In March, Judge Robert Sweet invalidated a number of patent claims directed to isolated gene sequences and methods of comparing or analyzing the sequences. This case is now on appeal at the Federal Circuit. The consensus is that the case will be reversed. In a rather strange move, the Department of Justice has filed an amicus brief arguing that Judge Sweet’s opinion should be affirmed, at least with respect to isolated DNA. No member of the Patent Office or Department of Commerce is listed on the brief. It appears to have been written strictly by DOJ lawyers.
The brief begins with the argument that this case is about the distinction between human-made inventions and products of nature. Engineered DNA molecules are human made and are thus eligible for patent protection. Molecules that are engineered by humans or are manipulated by scientists and do not occur in nature are patent eligible.
The brief next goes on with the argument that isolated genomic DNA is not a human-made invention and is not eligible for patenting. The DOJ does suggest that methods of identifying, isolating, or manipulating DNA sequences may be patented, but genomic DNA itself is a product of nature.
The DOJ acknowledges that this position is contrary to the PTO’s policy and the practice of the NIH and other government agencies. Judge Sweet’s opinion in this case, however, was so persuasive that the DOJ needed to reevaluate its policy on these issues.
The argument is that there are many items that are found in nature in only non-isolated forms that would not be patent eligible. For example, coal beneath the earth, cotton fibers mixed with cotton seeds, and stigmas of the saffron flower are not found in their isolated forms. Simply isolating them from the surrounding environment does not make them man-made inventions. Similarly, there are many highly reactive elements on the periodic table that do not occur in nature in their separated elemental form, but only as chemical compounds. These are also still products of nature.
The argument is that the isolated product must be “different in kind” from the naturally occuring product to warrant patent protection. In this case, isolated DNA is not different in kind from DNA in the human body.
Unfortunately, the DOJ relies heavily on a 1948 Supreme Court case that deals with obviousness rather than patent eligibility, Funk Bros. Seed Co. v. Kalo Inoculant Co., 333 U.S. 127 (1948). This case dealt with the pre-1952 Patent Act standard of obviousness, rather than patent eligibility under § 101. The case involved a new mixture of bacteria that were each individually old. Thus, the question was whether the new combination was obvious over the known individual bacteria. The Court ruled that it was obvious and thus the mixture could not be patented.
Justice Stevens made the same mistake in Parker v. Flook where he confused the arguments of patent eligibility and non-obviousness. These are completely separate inquiries. An invention may very well be eligible for patent protection, but not receive a patent because it is an obvious combination of what is known in the art.
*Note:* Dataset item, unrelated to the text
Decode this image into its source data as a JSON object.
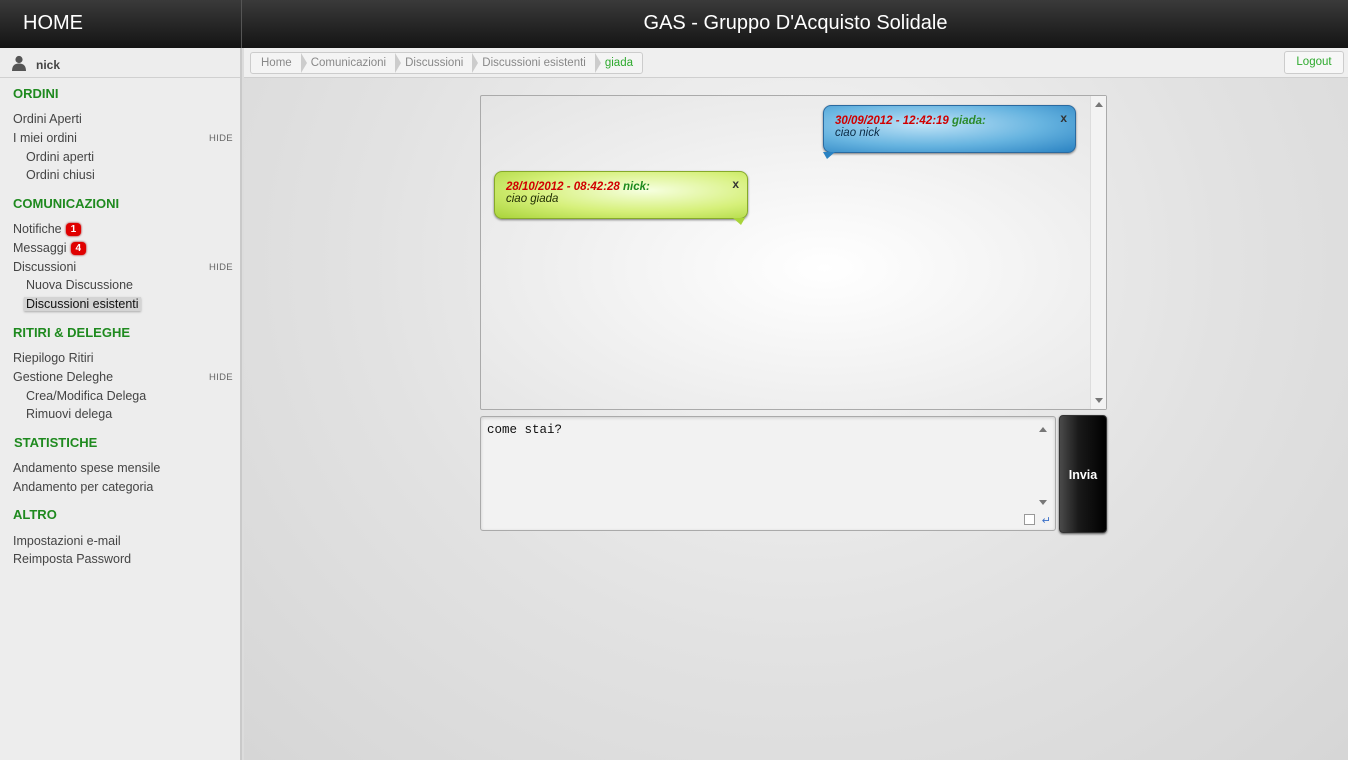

It still seems likely that this case will end up at the Supreme Court. It is not completely clear what will happen before that Court. The Federal Circuit, however, will likely still reverse the district court’s decision. Although Judge Dyk expounded his view this summer in a completely unrelated case that isolated DNA is not patent eligible, it is likely the other members of the court would stick to the precedent and history of granting such patents.
Why did the DOJ file this brief? Where are the members of the Department of Commerce and the Patent Office who would presumably have expertise in this area? This brief takes a position contrary to that taken by the US Chamber of Commerce where it argues that the plaintiff’s lack standing to bring this suit.
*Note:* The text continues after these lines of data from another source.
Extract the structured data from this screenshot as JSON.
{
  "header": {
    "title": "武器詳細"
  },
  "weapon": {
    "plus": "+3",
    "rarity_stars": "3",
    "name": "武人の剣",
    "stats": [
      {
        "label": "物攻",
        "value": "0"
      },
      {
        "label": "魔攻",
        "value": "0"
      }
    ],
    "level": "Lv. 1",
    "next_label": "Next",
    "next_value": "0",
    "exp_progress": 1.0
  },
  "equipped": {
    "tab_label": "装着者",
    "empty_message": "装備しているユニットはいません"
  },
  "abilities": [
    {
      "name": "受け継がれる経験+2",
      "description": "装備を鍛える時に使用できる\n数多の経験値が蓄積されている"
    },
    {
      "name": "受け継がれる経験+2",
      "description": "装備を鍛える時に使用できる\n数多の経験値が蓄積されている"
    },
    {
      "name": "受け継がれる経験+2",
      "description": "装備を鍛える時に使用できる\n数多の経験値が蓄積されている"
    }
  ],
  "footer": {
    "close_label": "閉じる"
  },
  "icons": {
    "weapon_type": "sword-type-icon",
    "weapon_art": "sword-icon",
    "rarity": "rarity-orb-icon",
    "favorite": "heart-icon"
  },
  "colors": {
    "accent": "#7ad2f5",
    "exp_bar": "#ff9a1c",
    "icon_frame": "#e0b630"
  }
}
Most likely, the Commerce Department and the PTO do not agree with the position taken in this brief by the DOJ. It is not surprising that the current administration is aligning itself with the position of the ACLU. Both have now taken extreme positions in this case.
It is possible that the Federal Circuit will simply agree that the plaintiffs do not have standing to bring this suit because there is simply no threat of enforcement against them and no case or controversy between the parties. The plaintiffs would then be required to appeal that ruling to the Supreme Court. Given the expansive reading by the court of the MedImmune decision, that is unlikely.
This case just keeps getting more interesting.